I have always enjoyed medieval history and historical fiction. My favourite setting is England, and my favourite century is the fourteenth. This is a travel guide to England in the fourteenth century, and it really brought the time and place brilliantly to life. It is all in the present tense, and really does succeed in putting you right there among villeins, yeomen, sheriffs, forest outlaws, minstrelry, the 'great pestilence' (black death), manorial courts, etc etc. Loved every minute of it.
So what was life like in the 14th century? I have often wondered how people lived during the feudal period in England and suspected that the movie versions were not only wrong but completely misleading, but I never actually knew. This book filled in those answers.
What Mr Mortimer has done is provide a witty, educated and well rounded look at life during the 1300s that covers almost all of the areas that I, personally, was interested in. This book discusses what life was like for both the ordinary people, the nobility and those between and covers so many areas of life - the law, medicine, education, food, religion, town markets, travel, class and moral obligations, manorial justice and much more - that you can not help but come away both educated and entertained. His writing is full of wit, light, breezy and, at the same time, he manages to cover all aspects of life during this period in great detail and answer questions that were forming in my mind as I read. In summary I enjoyed this book so much that the first thing I did when I finished it was to look to see if he had any other books of the same type about other eras of English history and, when I found one, I immediately put it on my wish list.
The book is very well read my Jonathan Keeble and listening to it was almost as much fun as a real vacation. Highly recommended to those who want to know how people lived during Medieval England.
Hello! My name is Laura and I devour books.
By God's Bones!!
Call me a drassok or a fopdoodle or even a poopdoddy! I so gleefully fling my chingers at this author, in thanks.
This book may be a fearbabe, but a good one it be!
Gramercy to ye beauteous story reader!
Mortimer brings Medieval England to life with his time traveller's guide. This book is rich in fascinating details of medieval life, many of which I heard for the first time despite having a degree in European history. Mortimer's approach to writing this book as though a travel guide really made me rethink the way I read, understand and analyze history. The stories and details take place in familiar places and in a history we all know well but it was not until I listened to this book that I felt I began to have a real understanding of the culture of the past and the people who lived in it.

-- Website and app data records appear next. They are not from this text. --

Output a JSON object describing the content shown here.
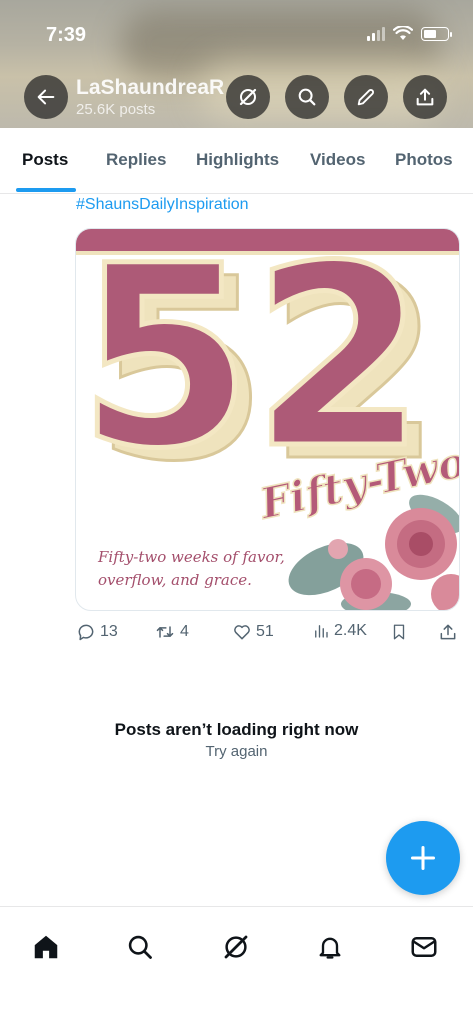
{
  "status_bar": {
    "time": "7:39"
  },
  "profile": {
    "name": "LaShaundreaR",
    "posts_count": "25.6K posts"
  },
  "header_icons": [
    "back-arrow-icon",
    "grok-icon",
    "search-icon",
    "compose-icon",
    "share-icon"
  ],
  "tabs": [
    {
      "label": "Posts",
      "active": true
    },
    {
      "label": "Replies",
      "active": false
    },
    {
      "label": "Highlights",
      "active": false
    },
    {
      "label": "Videos",
      "active": false
    },
    {
      "label": "Photos",
      "active": false
    }
  ],
  "post": {
    "hashtag": "#ShaunsDailyInspiration",
    "image": {
      "number": "52",
      "script_title": "Fifty-Two",
      "caption_line1": "Fifty-two weeks of favor,",
      "caption_line2": "overflow, and grace."
    },
    "actions": {
      "replies": "13",
      "reposts": "4",
      "likes": "51",
      "views": "2.4K"
    }
  },
  "error": {
    "title": "Posts aren’t loading right now",
    "retry": "Try again"
  },
  "bottom_nav": [
    "home-icon",
    "search-icon",
    "grok-icon",
    "notifications-icon",
    "messages-icon"
  ],
  "colors": {
    "accent": "#1d9bf0",
    "rose": "#b05a78",
    "cream": "#efe3bd"
  }
}
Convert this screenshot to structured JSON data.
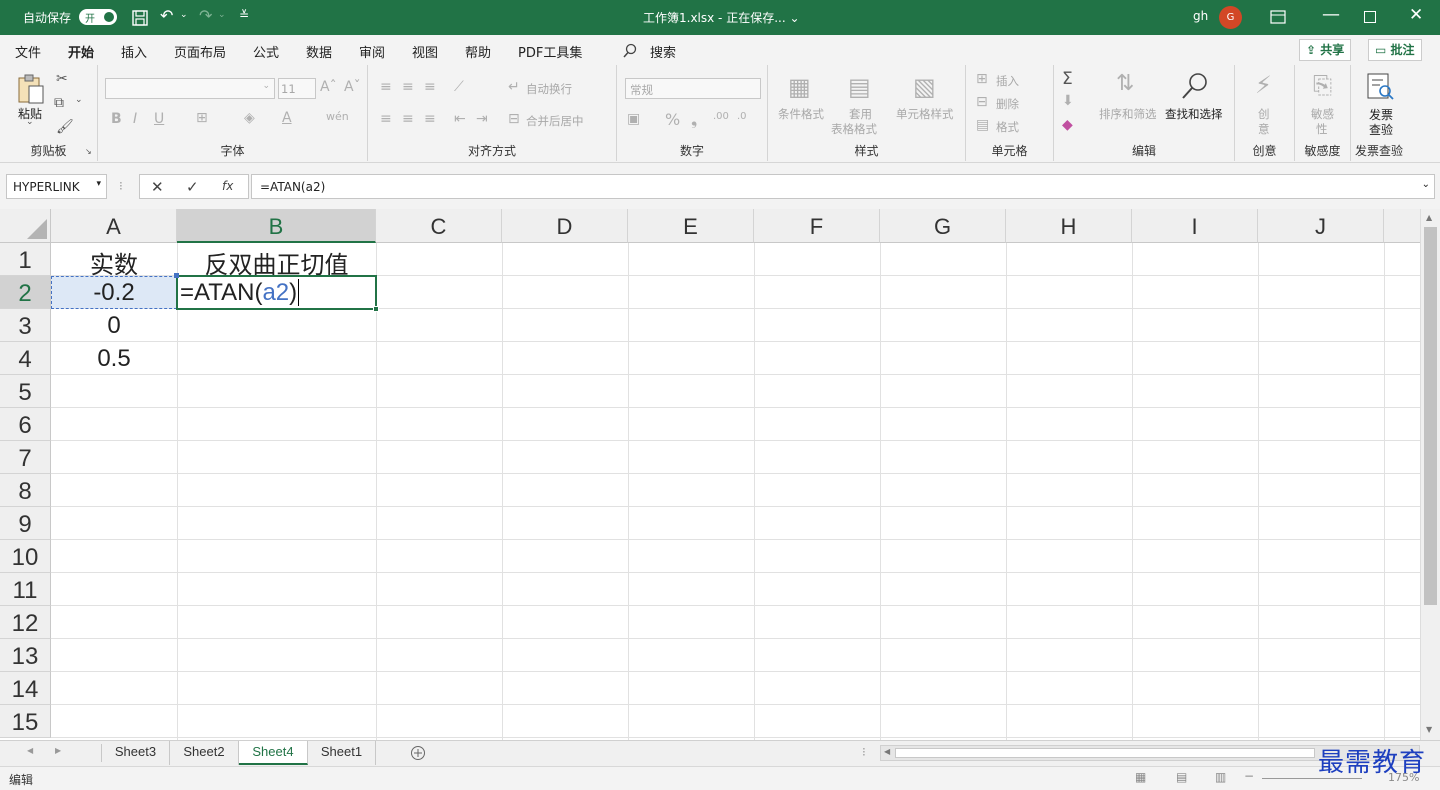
{
  "titlebar": {
    "autosave_label": "自动保存",
    "toggle_state": "开",
    "doc_title": "工作簿1.xlsx - 正在保存... ⌄",
    "user": "gh",
    "avatar_initial": "G"
  },
  "menu": {
    "tabs": [
      "文件",
      "开始",
      "插入",
      "页面布局",
      "公式",
      "数据",
      "审阅",
      "视图",
      "帮助",
      "PDF工具集"
    ],
    "search": "搜索",
    "share": "共享",
    "comment": "批注"
  },
  "ribbon": {
    "clipboard": {
      "paste": "粘贴",
      "label": "剪贴板"
    },
    "font": {
      "size": "11",
      "label": "字体",
      "bold": "B",
      "italic": "I",
      "underline": "U"
    },
    "align": {
      "wrap": "自动换行",
      "merge": "合并后居中",
      "label": "对齐方式"
    },
    "number": {
      "format": "常规",
      "label": "数字"
    },
    "styles": {
      "cond": "条件格式",
      "table1": "套用",
      "table2": "表格格式",
      "cell": "单元格样式",
      "label": "样式"
    },
    "cells": {
      "insert": "插入",
      "delete": "删除",
      "format": "格式",
      "label": "单元格"
    },
    "editing": {
      "sort": "排序和筛选",
      "find": "查找和选择",
      "label": "编辑"
    },
    "idea": {
      "btn1": "创",
      "btn2": "意",
      "label": "创意"
    },
    "sens": {
      "btn1": "敏感",
      "btn2": "性",
      "label": "敏感度"
    },
    "invoice": {
      "btn1": "发票",
      "btn2": "查验",
      "label": "发票查验"
    }
  },
  "formula_bar": {
    "name_box": "HYPERLINK",
    "fx": "fx",
    "formula": "=ATAN(a2)"
  },
  "grid": {
    "columns": [
      "A",
      "B",
      "C",
      "D",
      "E",
      "F",
      "G",
      "H",
      "I",
      "J"
    ],
    "rows": [
      "1",
      "2",
      "3",
      "4",
      "5",
      "6",
      "7",
      "8",
      "9",
      "10",
      "11",
      "12",
      "13",
      "14",
      "15"
    ],
    "A1": "实数",
    "B1": "反双曲正切值",
    "A2": "-0.2",
    "A3": "0",
    "A4": "0.5",
    "B2_prefix": "=ATAN(",
    "B2_ref": "a2",
    "B2_suffix": ")"
  },
  "sheets": {
    "tabs": [
      "Sheet3",
      "Sheet2",
      "Sheet4",
      "Sheet1"
    ],
    "active": "Sheet4"
  },
  "status": {
    "mode": "编辑",
    "zoom": "175%"
  },
  "watermark": "最需教育",
  "colors": {
    "accent": "#217346",
    "ref_blue": "#4472c4"
  }
}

Chapters are divided into sections such as law, food, travel, entertainment, etc. and explains to the would be traveller what he/she would be likely to encounter in Medieval England and dangers to look out for along the way.
My only complaint is that, at times, in the interest of providing more scholarly detail, the book slips away from its travel guide style that is so enjoyable.
I would highly recommend this book to anyone interested in British history.
history, medieval, england
Description of the elaborate outfits worn by the nobility.
His accent fit the theme of the book, but was not overpowering. A peppering of music examples where appropriate would have been a nice touch.
The producers of this recording should have included a couple examples of the songs and instruments played during the period.
I have a primary love of music and pretty much an insatiable curiosity of history, art, science, current affairs, and all things bicycling.
A unique approach to telling the every day lives of the peoples that lived during this period in world history. Most books that give over views of a large historical period usually get lost in the names and dates of this and that, by using a travel log approach Mr Mortimer puts you into the period.
This is one of the first non-fiction titles I've ever listened to, and I'm glad to say that I really enjoyed it! It was well put together and presented, and very well read.
There was a lot of humour in Keeble's performance, which was very appropriate to the style of the book. A "travel guide" to a particular time in history is an amusing idea, and Keeble presented the subject matter in an upbeat and appealing manner, all without discounting the seriousness of current issues of the day nor diminishing the daily reality of people living at the time.
I would have liked to hear more about the Peasant's Revolt near the end of the century.
Hearing the mellifluous voice of Jonathan Keeble with his British accent definitely added to the impression that I was about to go on an adventurous journey to the time and place that the author described.
I'd compare it to some Bill Bryson books on travel
As mentioned, his accent contributed to the authenticity of the story.
You see the sights and hear the sounds, but be thankful that you don't smell the aromas.
For anyone who enjoys reading about the Middle Ages, it is a great companion to such books as Sir Gwain and the Green Knight and Chaucer's Tales because it helps put such stories into their proper context. Otherwise it's easy to transport such works into our contemporary society and be shocked by customs that were common then.
Written in an engaging style - definitely not dry or 'text-book' style - very much like a travel guide to a location. It connected activities, events, and customs to present day. Jonathan Keeble's performance was so fluid, it was as though you could've been sitting across from him in a pub just having a chat. I just came back from a trip to England and had a marvelous time - wished I had listened to this before! Having visited some of the locales mentioned really fleshed out the imagery for me.